More specifically, executive coaching focuses on training people to recognize unspoken signals (body language, etc) and identify emotional triggers in both themselves and the people with whom they interact. The skills and techniques learned are enormously effective in the realm of business, allowing a company to secure better contracts, have better interpersonal relationships between management and employees, and generally remove many of the obstacles that get in the way of efficient, effective workplace operation. These learned skills are also readily transferrable outside the business realm and into the home, where relationships with significant others and children are likewise improved.

Many businesses recognize the merits and advantages of executive coaching, and therefore support their management in obtaining the relevant services. Those businesses which do not recognize the value of such coaching usually do so to their own detriment.

There are times when spouses are incorporated into the executive coaching process because marital dynamics can frustrate attainment of business objectives by derailing and/or destabilizing a person's cognitive processes. This is damaging to business as the relationally anxious person operates primarily out of the limbic system which creates dissociative responses that undermine workplace efficiency, as opposed to the ideal of operating out of the brain's frontal cortex where optimal work performance and efficiency are attained.

Quite frequently, executive coaching involves identifying and attenuating entrenched organizational or personality dynamics which frustrate goal attainment. For example, a business person's anger and conflict resolution styles, often derived as survival strategies early in life, are oftentimes subconsciously repeated, leading to stagnation and non-completion of both career and relational goals. Developing strategies to eradicate these impediments or sabotage dynamics is crucial to business success, as such dysfunctional patterns tend to be repetitive and remain unresolved without external intervention.

Executive coaching may rightly be viewed as a business investment with a high rate of return, both in the short-term and the long-term.

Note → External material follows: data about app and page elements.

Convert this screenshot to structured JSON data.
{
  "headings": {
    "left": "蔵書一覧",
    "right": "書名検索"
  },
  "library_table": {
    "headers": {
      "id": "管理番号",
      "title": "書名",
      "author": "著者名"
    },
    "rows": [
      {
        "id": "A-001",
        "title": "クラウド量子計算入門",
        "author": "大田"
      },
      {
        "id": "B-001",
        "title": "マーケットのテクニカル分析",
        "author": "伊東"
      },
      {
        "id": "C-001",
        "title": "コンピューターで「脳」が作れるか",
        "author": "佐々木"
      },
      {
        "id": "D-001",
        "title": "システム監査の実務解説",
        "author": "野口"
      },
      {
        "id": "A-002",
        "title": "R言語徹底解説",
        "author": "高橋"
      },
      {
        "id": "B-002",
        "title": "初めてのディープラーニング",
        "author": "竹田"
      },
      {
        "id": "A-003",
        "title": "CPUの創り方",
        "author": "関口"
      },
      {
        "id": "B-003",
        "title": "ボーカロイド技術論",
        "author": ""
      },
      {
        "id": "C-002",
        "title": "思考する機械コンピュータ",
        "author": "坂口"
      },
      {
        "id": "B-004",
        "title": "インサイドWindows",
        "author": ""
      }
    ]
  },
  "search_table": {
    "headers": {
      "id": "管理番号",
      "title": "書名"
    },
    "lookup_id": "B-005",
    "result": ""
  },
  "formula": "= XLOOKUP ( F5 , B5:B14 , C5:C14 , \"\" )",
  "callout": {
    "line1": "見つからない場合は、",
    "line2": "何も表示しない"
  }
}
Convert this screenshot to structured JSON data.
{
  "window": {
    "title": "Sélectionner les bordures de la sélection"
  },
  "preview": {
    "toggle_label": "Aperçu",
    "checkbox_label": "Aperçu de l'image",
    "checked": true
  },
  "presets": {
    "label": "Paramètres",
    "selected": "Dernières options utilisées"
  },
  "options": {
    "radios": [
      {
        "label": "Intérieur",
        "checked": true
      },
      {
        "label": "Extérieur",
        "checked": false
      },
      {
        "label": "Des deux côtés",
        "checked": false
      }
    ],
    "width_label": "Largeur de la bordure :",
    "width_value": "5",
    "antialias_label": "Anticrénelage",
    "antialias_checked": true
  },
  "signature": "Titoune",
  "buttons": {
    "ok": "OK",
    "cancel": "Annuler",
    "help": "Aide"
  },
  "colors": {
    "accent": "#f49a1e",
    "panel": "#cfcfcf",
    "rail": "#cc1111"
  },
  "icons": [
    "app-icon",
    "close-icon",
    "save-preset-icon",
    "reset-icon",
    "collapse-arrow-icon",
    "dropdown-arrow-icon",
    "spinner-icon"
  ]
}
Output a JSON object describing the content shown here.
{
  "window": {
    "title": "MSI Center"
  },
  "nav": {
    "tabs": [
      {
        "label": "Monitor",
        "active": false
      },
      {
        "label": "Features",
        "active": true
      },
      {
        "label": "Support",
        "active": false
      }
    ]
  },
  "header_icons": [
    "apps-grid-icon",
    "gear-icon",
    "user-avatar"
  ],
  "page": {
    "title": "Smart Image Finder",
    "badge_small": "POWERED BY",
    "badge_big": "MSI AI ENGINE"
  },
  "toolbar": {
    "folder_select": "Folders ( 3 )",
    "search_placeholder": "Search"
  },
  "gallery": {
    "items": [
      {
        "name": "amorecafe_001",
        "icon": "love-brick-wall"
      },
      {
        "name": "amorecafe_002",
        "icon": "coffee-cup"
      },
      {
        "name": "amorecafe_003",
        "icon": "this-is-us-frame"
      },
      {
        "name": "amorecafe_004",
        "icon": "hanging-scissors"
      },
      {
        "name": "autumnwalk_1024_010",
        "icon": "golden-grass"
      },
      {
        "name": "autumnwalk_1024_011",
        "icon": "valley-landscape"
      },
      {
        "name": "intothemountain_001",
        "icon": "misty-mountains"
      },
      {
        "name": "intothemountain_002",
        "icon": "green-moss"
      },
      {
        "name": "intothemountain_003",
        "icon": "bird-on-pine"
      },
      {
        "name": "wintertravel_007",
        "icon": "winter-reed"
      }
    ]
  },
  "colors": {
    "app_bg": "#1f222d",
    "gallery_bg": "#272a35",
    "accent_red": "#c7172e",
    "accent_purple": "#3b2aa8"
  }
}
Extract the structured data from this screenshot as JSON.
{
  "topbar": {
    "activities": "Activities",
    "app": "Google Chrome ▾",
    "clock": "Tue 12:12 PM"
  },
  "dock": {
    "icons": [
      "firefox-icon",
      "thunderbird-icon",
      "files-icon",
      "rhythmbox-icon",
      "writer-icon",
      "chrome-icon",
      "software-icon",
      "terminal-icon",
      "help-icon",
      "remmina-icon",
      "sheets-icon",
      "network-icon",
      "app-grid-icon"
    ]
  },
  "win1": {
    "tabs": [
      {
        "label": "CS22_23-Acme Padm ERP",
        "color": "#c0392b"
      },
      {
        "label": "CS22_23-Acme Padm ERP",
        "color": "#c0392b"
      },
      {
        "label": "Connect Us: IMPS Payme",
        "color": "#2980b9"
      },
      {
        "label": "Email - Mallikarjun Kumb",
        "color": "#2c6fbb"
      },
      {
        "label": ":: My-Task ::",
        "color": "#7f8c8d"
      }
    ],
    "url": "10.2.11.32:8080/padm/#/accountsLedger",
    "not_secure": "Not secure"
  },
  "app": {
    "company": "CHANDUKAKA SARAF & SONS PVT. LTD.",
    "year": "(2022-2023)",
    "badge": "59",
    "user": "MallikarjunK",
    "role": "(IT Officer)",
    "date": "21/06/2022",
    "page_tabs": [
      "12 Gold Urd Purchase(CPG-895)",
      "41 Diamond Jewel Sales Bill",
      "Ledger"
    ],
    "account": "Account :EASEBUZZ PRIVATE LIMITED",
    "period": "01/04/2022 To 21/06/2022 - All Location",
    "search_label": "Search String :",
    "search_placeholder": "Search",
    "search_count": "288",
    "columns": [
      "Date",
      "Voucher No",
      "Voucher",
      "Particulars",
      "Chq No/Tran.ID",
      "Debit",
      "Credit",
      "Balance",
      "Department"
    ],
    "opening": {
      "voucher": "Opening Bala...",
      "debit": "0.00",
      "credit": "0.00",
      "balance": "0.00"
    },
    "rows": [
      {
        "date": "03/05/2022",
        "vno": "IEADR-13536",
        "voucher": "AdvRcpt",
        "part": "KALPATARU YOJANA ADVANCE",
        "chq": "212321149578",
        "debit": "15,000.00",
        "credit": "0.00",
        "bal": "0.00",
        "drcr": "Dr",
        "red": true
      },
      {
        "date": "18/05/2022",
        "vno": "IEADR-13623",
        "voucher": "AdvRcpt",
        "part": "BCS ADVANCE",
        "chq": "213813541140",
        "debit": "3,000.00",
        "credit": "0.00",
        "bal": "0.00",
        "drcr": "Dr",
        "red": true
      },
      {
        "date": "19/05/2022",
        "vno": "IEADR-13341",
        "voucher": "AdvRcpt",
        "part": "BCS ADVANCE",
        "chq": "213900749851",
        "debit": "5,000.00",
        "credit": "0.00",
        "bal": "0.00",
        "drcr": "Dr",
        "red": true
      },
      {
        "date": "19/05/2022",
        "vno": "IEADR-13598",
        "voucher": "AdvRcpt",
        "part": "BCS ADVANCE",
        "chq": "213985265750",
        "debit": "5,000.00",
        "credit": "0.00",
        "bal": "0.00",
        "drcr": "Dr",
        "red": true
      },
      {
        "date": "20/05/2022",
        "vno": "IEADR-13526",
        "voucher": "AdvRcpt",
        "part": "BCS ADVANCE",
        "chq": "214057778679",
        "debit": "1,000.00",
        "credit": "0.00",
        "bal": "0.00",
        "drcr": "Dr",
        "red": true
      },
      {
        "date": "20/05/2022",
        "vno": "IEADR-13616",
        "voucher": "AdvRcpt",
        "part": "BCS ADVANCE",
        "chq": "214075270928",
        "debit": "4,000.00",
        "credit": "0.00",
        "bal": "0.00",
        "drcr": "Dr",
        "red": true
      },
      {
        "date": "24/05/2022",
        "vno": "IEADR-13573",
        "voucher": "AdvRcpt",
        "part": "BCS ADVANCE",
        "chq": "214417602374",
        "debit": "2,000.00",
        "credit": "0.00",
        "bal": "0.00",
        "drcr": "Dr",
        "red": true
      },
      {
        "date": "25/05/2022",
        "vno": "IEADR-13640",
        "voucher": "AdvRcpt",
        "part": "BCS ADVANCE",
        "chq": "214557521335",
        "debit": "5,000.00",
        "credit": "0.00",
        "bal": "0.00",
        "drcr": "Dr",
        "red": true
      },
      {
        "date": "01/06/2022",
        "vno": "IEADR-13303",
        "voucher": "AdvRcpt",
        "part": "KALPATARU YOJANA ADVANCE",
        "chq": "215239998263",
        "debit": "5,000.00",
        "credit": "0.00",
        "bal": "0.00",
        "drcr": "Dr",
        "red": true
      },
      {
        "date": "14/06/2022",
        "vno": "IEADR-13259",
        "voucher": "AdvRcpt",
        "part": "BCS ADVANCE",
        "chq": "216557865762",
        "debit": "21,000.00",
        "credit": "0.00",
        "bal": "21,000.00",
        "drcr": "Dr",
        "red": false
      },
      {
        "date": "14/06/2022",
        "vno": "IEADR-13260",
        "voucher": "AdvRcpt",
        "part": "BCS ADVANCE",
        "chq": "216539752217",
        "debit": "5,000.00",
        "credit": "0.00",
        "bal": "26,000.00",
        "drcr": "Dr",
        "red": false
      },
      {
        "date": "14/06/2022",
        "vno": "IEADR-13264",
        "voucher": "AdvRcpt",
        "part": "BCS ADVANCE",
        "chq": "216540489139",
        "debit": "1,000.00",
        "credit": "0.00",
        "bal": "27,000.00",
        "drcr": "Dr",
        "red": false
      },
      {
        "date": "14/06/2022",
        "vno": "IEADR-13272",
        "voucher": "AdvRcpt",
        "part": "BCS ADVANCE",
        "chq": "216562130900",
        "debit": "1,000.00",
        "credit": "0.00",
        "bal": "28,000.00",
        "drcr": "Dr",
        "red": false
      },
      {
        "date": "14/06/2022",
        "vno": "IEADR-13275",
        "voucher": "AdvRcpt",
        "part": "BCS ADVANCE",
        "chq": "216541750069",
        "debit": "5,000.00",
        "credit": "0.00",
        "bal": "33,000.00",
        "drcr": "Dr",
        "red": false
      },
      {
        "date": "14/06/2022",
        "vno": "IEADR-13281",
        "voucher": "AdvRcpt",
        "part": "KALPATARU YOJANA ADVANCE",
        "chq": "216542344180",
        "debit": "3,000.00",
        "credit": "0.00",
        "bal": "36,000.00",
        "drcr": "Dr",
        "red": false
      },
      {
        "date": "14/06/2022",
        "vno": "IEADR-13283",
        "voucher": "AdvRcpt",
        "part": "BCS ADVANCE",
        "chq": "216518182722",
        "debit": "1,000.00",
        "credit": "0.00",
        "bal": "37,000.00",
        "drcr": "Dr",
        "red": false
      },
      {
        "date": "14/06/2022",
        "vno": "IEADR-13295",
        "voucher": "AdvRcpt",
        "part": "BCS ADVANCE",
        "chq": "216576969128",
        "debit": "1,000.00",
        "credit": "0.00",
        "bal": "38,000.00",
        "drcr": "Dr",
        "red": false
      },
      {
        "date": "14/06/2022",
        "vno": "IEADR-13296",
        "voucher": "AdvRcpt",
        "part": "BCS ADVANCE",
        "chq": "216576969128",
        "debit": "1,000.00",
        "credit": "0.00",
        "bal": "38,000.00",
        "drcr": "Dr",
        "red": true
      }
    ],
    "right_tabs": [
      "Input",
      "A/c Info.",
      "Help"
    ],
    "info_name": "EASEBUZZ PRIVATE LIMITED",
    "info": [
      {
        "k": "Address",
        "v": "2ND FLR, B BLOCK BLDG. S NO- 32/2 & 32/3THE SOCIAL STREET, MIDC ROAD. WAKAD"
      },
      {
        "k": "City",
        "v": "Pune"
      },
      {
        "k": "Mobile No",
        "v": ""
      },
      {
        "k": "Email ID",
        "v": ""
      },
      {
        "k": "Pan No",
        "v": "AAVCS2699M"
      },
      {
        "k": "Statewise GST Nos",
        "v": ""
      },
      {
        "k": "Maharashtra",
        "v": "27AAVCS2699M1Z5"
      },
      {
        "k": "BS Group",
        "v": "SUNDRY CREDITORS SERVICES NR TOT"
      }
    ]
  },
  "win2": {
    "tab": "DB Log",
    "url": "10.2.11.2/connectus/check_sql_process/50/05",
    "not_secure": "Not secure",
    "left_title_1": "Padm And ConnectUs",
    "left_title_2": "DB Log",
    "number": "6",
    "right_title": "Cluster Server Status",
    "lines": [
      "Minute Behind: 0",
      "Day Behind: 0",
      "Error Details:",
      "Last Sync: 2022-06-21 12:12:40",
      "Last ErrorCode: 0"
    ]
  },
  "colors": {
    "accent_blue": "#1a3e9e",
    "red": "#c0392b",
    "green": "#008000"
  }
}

While it is difficult to examine precisely the rate of return on the investment due to the non-quantitative nature of the process, it is experientially clear that executive coaching is a valuable asset in which any company may invest.